Gerard, as I mentioned above, is no libertarian. It is worrisome to him that a large private firm should take over money. The whole thing stinks of mismanagement, abuse, and systemic disaster. I share the worry. But I wonder: what is special about one large firm taking over money? What if it were three such firms? Or five? Should we be equally worried if it turned out that just four or five banks dictated the course of an entire monetary system and shaped the experience of all who interacted with the currency in which it was denominated? What if it were one country or a small group of countries? Do the opportunities for mismanagement, abuse, or systemic disaster go away just because elections determine who's in charge?

Here is a hypothesis for consideration: the problem isn’t that Facebook is a profit-seeking corporation. Nor is the problem, contra the libertarians, with governments as such. It lies, instead, with concentrated and mediating monetary authorities of any kind at all. If this hypothesis is correct, the very same skepticism Gerard directs at Facebook should also be aimed at central banks -- and a host of other institutions that would stand between people and their money. Perhaps Satoshi was onto something when, twelve years ago, he identified trust as a problem to be solved; and perhaps Satoshi’s argument is less connected to libertarian ideology than widely believed.

Is that right, though? Is there a coherent critique of both government and corporation-run monetary systems?

These are big questions. They take us far afield from the immediate topics of Gerard's little book and into political theory. But they strike me as natural and necessary.

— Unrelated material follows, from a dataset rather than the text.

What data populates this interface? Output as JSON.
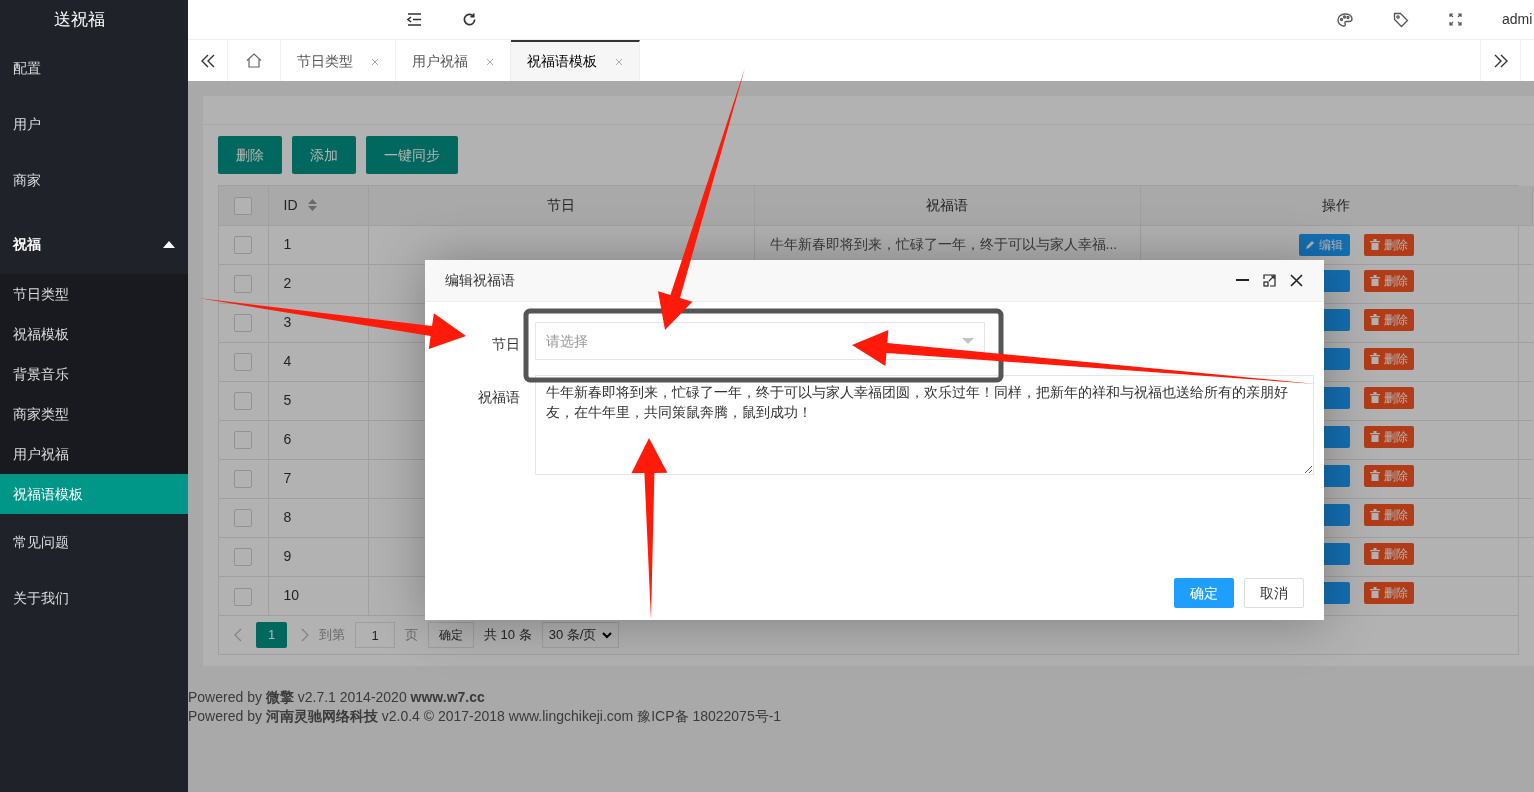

We’ll not get clear about Libra -- or Bitcoin, or cryptocurrency, or the USD for that matter, without addressing them head-on.

Andrew M. Bailey (@resistancemoney) is Associate Professor of Humanities at Yale-NUS College and is, together with Bradley Rettler (@rettlerb) and Craig Warmke (@craigwarmke), writing a book on Bitcoin as a tool to resist corporate and state overreach.